Then the concert began:
I watched a charismatic, and thankfully not too “showy”, Jaap van Zweden conduct a consummate performance of this sometimes less than marketable work. (I will get to the one MAJOR musical flaw of the evening a bit later.) With it’s animated kick-start Allegro, plucky Scherzo (figurative and literal), heart-stoppingly beautiful Andante, and the bow-shredding Finale replete with two ‘decibel busting’ hammer-blows-of–fate (struck on a giant make shift drum with a “Thor”-esque sledge that would compete admirably with the famed Dies Irae bass-drum from the Verdi Requiem), this was one hour and fifteen minutes of “something for everybody” programming that did not require any follow up or precursor. Hence, it was the stand-alone work performed this night, whose final chord eventually dissipated and left in it’s wake what can only be described as the most breathless, ear-splitting silence I have probably ever experienced.

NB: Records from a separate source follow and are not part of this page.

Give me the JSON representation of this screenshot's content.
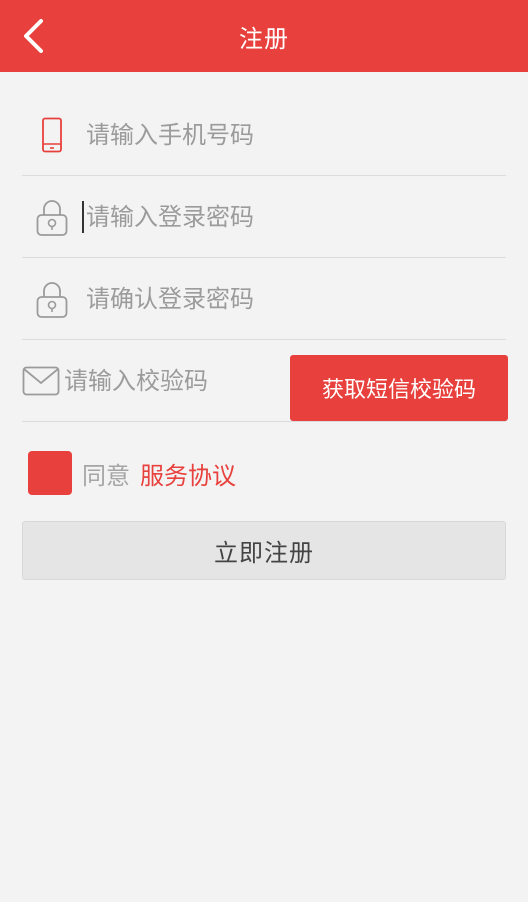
{
  "header": {
    "title": "注册",
    "back_icon": "chevron-left-icon"
  },
  "colors": {
    "accent": "#e8403c",
    "background": "#f3f3f3",
    "placeholder": "#9b9b9b",
    "divider": "#dcdcdc"
  },
  "form": {
    "phone": {
      "icon": "phone-icon",
      "placeholder": "请输入手机号码",
      "value": ""
    },
    "password": {
      "icon": "lock-icon",
      "placeholder": "请输入登录密码",
      "value": ""
    },
    "confirm_password": {
      "icon": "lock-icon",
      "placeholder": "请确认登录密码",
      "value": ""
    },
    "code": {
      "icon": "mail-icon",
      "placeholder": "请输入校验码",
      "value": ""
    },
    "get_code_label": "获取短信校验码"
  },
  "agreement": {
    "checked": true,
    "prefix": "同意",
    "link_label": "服务协议"
  },
  "submit_label": "立即注册"
}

But it was not the marble, or the glass, or the wood, the starship Enterprise, or even the glorious sight of 8 shiny French Horns, whose instrumental bodies were often raised parallel to the floor over their practitioner’s right shoulders, OR EVEN THE MUSICAL PERFORMANCE ITSELF (as excellent as it was!) that impressed me so very much. What impressed me the most was the sight of–not tens, not twenties, but–quite literally hundreds of young ’20′, ’30′, and ’40-something’ aged folks who attended on this Friday night. I watched them come into the Symphony Center dressed from business casual, to casual-chic, to well beyond ‘the nines’ (young Dallas ladies seem to love those short—and I mean short—dresses and towering high heels), both men and women, of all colors, shapes, and sizes; and THIS was their Friday night out! I observed them in their seats, and I watched them leave over free coffee and cookies post concert, (while the Maestro took some time to meet interested attendees), and was quite heartened as I thought about the future of classical music audiences. That’s the demographic that every arts organization wants in their seats, and the Dallas Symphony has somehow snagged them! Then I thought about how just a few moments earlier the Dallas Symphony did what the Cleveland Orchestra did so very well during my years of watching them as I grew up and attended school; they literally pulled the audience out of their seats at the end of the performance for a well deserved standing ovation.
So when folks out there talk about the “Death of Classical Music”, or as I entitled this blog-posting, “The Death of a Symphony”; I will simply say “Not so fast!”. At least not here in Dallas!!
And just for the sake of good order and full disclosure: I do not work for, have never sung with, am not scheduled to sing with, and probably never will sing with, the Dallas Symphony. I am, however, here to sing with the Dallas Opera in their very upcoming production of Boris Godunov (see previous post). The above is simply what I experienced, the way I experienced it!!
Oh yes; back to that MAJOR musical flaw I mentioned earlier…..It’s probably best to identify it with a question that I will pose to Maestro van Zweden (not that he will ever read this):
Would it have been so terrible to allow that third “hammer-blow-of-fate” to be struck??? I was waiting for it, thought for sure it was coming, but it never did. Tell you what Maestro; the next time you perform this work, let it happen….c’mon….do it just for me!!!